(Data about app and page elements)
"""
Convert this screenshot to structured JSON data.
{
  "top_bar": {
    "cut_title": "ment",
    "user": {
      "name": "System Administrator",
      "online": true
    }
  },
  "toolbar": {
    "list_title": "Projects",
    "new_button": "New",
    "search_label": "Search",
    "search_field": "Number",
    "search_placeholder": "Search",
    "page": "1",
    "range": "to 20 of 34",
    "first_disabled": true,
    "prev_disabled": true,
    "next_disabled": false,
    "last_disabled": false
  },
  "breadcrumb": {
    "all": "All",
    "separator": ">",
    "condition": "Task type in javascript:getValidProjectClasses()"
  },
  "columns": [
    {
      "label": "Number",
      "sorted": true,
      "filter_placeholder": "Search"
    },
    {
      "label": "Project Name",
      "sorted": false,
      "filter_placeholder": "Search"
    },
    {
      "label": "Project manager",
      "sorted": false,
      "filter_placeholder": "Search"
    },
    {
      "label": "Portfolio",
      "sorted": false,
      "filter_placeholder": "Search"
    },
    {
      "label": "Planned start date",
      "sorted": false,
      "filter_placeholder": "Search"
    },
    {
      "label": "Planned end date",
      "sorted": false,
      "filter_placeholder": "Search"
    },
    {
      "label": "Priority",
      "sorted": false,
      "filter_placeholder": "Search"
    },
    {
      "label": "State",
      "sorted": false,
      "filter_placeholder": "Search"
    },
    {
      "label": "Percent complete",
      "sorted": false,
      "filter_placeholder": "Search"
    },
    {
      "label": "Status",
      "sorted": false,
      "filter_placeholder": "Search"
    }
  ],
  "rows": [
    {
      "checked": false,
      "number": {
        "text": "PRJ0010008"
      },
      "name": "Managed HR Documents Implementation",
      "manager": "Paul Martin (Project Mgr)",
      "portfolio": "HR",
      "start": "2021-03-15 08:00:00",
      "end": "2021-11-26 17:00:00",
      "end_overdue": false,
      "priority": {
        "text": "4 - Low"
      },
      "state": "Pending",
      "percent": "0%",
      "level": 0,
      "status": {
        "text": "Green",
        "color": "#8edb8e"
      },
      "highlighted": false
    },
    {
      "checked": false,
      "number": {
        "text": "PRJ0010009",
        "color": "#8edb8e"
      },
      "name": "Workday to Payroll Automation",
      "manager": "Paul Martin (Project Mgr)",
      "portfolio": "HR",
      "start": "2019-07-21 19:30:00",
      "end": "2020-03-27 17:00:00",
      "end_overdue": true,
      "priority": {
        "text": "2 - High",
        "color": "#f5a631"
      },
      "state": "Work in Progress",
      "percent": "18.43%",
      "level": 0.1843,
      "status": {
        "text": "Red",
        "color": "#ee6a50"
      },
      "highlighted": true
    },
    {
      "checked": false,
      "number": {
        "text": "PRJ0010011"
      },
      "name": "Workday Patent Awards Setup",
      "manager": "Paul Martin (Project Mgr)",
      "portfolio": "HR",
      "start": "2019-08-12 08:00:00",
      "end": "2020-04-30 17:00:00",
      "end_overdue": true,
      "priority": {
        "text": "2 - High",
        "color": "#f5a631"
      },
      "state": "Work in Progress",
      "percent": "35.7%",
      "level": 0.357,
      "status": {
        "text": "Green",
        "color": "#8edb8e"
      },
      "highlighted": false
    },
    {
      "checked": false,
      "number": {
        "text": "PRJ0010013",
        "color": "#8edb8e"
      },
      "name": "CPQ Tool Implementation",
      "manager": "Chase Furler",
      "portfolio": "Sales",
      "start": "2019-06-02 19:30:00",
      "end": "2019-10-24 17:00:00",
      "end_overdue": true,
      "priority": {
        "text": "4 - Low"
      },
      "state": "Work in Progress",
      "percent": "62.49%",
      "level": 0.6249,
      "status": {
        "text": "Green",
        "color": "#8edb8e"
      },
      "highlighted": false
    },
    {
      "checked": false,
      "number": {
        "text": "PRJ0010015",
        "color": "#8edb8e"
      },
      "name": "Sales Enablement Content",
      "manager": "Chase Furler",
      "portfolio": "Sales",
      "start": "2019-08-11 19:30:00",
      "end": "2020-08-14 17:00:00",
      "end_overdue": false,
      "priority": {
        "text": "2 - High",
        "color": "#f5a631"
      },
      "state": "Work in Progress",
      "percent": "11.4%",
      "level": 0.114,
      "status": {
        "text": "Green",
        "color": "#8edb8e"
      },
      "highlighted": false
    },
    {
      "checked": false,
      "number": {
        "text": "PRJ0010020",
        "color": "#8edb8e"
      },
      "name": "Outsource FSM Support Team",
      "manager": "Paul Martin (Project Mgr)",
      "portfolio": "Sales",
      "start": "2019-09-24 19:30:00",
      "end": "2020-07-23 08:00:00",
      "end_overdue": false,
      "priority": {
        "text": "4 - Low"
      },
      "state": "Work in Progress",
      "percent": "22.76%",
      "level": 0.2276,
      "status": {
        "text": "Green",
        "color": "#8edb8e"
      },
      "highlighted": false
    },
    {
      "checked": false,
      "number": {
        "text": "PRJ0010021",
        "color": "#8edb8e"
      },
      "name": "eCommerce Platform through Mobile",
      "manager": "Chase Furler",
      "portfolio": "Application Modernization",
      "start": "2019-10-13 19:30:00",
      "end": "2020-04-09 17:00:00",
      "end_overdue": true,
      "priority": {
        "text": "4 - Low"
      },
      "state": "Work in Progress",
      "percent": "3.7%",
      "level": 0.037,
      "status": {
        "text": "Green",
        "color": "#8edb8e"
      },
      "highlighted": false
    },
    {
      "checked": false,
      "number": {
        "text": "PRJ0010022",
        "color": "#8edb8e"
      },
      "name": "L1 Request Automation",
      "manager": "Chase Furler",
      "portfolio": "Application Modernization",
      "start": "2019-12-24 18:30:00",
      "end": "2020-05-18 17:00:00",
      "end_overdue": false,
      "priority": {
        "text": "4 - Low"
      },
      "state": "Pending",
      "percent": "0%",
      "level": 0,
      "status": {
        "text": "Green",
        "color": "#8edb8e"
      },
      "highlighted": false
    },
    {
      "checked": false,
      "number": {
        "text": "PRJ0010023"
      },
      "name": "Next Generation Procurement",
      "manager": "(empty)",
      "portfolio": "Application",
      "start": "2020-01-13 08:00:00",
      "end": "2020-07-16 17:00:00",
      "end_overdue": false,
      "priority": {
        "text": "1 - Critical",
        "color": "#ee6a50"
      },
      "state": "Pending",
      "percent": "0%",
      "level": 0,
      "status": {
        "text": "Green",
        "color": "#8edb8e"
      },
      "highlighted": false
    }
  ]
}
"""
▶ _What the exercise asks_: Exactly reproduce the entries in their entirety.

▶ _Written response_:
Convert this screenshot to structured JSON data.
{
  "top_bar": {
    "cut_title": "ment",
    "user": {
      "name": "System Administrator",
      "online": true
    }
  },
  "toolbar": {
    "list_title": "Projects",
    "new_button": "New",
    "search_label": "Search",
    "search_field": "Number",
    "search_placeholder": "Search",
    "page": "1",
    "range": "to 20 of 34",
    "first_disabled": true,
    "prev_disabled": true,
    "next_disabled": false,
    "last_disabled": false
  },
  "breadcrumb": {
    "all": "All",
    "separator": ">",
    "condition": "Task type in javascript:getValidProjectClasses()"
  },
  "columns": [
    {
      "label": "Number",
      "sorted": true,
      "filter_placeholder": "Search"
    },
    {
      "label": "Project Name",
      "sorted": false,
      "filter_placeholder": "Search"
    },
    {
      "label": "Project manager",
      "sorted": false,
      "filter_placeholder": "Search"
    },
    {
      "label": "Portfolio",
      "sorted": false,
      "filter_placeholder": "Search"
    },
    {
      "label": "Planned start date",
      "sorted": false,
      "filter_placeholder": "Search"
    },
    {
      "label": "Planned end date",
      "sorted": false,
      "filter_placeholder": "Search"
    },
    {
      "label": "Priority",
      "sorted": false,
      "filter_placeholder": "Search"
    },
    {
      "label": "State",
      "sorted": false,
      "filter_placeholder": "Search"
    },
    {
      "label": "Percent complete",
      "sorted": false,
      "filter_placeholder": "Search"
    },
    {
      "label": "Status",
      "sorted": false,
      "filter_placeholder": "Search"
    }
  ],
  "rows": [
    {
      "checked": false,
      "number": {
        "text": "PRJ0010008"
      },
      "name": "Managed HR Documents Implementation",
      "manager": "Paul Martin (Project Mgr)",
      "portfolio": "HR",
      "start": "2021-03-15 08:00:00",
      "end": "2021-11-26 17:00:00",
      "end_overdue": false,
      "priority": {
        "text": "4 - Low"
      },
      "state": "Pending",
      "percent": "0%",
      "level": 0,
      "status": {
        "text": "Green",
        "color": "#8edb8e"
      },
      "highlighted": false
    },
    {
      "checked": false,
      "number": {
        "text": "PRJ0010009",
        "color": "#8edb8e"
      },
      "name": "Workday to Payroll Automation",
      "manager": "Paul Martin (Project Mgr)",
      "portfolio": "HR",
      "start": "2019-07-21 19:30:00",
      "end": "2020-03-27 17:00:00",
      "end_overdue": true,
      "priority": {
        "text": "2 - High",
        "color": "#f5a631"
      },
      "state": "Work in Progress",
      "percent": "18.43%",
      "level": 0.1843,
      "status": {
        "text": "Red",
        "color": "#ee6a50"
      },
      "highlighted": true
    },
    {
      "checked": false,
      "number": {
        "text": "PRJ0010011"
      },
      "name": "Workday Patent Awards Setup",
      "manager": "Paul Martin (Project Mgr)",
      "portfolio": "HR",
      "start": "2019-08-12 08:00:00",
      "end": "2020-04-30 17:00:00",
      "end_overdue": true,
      "priority": {
        "text": "2 - High",
        "color": "#f5a631"
      },
      "state": "Work in Progress",
      "percent": "35.7%",
      "level": 0.357,
      "status": {
        "text": "Green",
        "color": "#8edb8e"
      },
      "highlighted": false
    },
    {
      "checked": false,
      "number": {
        "text": "PRJ0010013",
        "color": "#8edb8e"
      },
      "name": "CPQ Tool Implementation",
      "manager": "Chase Furler",
      "portfolio": "Sales",
      "start": "2019-06-02 19:30:00",
      "end": "2019-10-24 17:00:00",
      "end_overdue": true,
      "priority": {
        "text": "4 - Low"
      },
      "state": "Work in Progress",
      "percent": "62.49%",
      "level": 0.6249,
      "status": {
        "text": "Green",
        "color": "#8edb8e"
      },
      "highlighted": false
    },
    {
      "checked": false,
      "number": {
        "text": "PRJ0010015",
        "color": "#8edb8e"
      },
      "name": "Sales Enablement Content",
      "manager": "Chase Furler",
      "portfolio": "Sales",
      "start": "2019-08-11 19:30:00",
      "end": "2020-08-14 17:00:00",
      "end_overdue": false,
      "priority": {
        "text": "2 - High",
        "color": "#f5a631"
      },
      "state": "Work in Progress",
      "percent": "11.4%",
      "level": 0.114,
      "status": {
        "text": "Green",
        "color": "#8edb8e"
      },
      "highlighted": false
    },
    {
      "checked": false,
      "number": {
        "text": "PRJ0010020",
        "color": "#8edb8e"
      },
      "name": "Outsource FSM Support Team",
      "manager": "Paul Martin (Project Mgr)",
      "portfolio": "Sales",
      "start": "2019-09-24 19:30:00",
      "end": "2020-07-23 08:00:00",
      "end_overdue": false,
      "priority": {
        "text": "4 - Low"
      },
      "state": "Work in Progress",
      "percent": "22.76%",
      "level": 0.2276,
      "status": {
        "text": "Green",
        "color": "#8edb8e"
      },
      "highlighted": false
    },
    {
      "checked": false,
      "number": {
        "text": "PRJ0010021",
        "color": "#8edb8e"
      },
      "name": "eCommerce Platform through Mobile",
      "manager": "Chase Furler",
      "portfolio": "Application Modernization",
      "start": "2019-10-13 19:30:00",
      "end": "2020-04-09 17:00:00",
      "end_overdue": true,
      "priority": {
        "text": "4 - Low"
      },
      "state": "Work in Progress",
      "percent": "3.7%",
      "level": 0.037,
      "status": {
        "text": "Green",
        "color": "#8edb8e"
      },
      "highlighted": false
    },
    {
      "checked": false,
      "number": {
        "text": "PRJ0010022",
        "color": "#8edb8e"
      },
      "name": "L1 Request Automation",
      "manager": "Chase Furler",
      "portfolio": "Application Modernization",
      "start": "2019-12-24 18:30:00",
      "end": "2020-05-18 17:00:00",
      "end_overdue": false,
      "priority": {
        "text": "4 - Low"
      },
      "state": "Pending",
      "percent": "0%",
      "level": 0,
      "status": {
        "text": "Green",
        "color": "#8edb8e"
      },
      "highlighted": false
    },
    {
      "checked": false,
      "number": {
        "text": "PRJ0010023"
      },
      "name": "Next Generation Procurement",
      "manager": "(empty)",
      "portfolio": "Application",
      "start": "2020-01-13 08:00:00",
      "end": "2020-07-16 17:00:00",
      "end_overdue": false,
      "priority": {
        "text": "1 - Critical",
        "color": "#ee6a50"
      },
      "state": "Pending",
      "percent": "0%",
      "level": 0,
      "status": {
        "text": "Green",
        "color": "#8edb8e"
      },
      "highlighted": false
    }
  ]
}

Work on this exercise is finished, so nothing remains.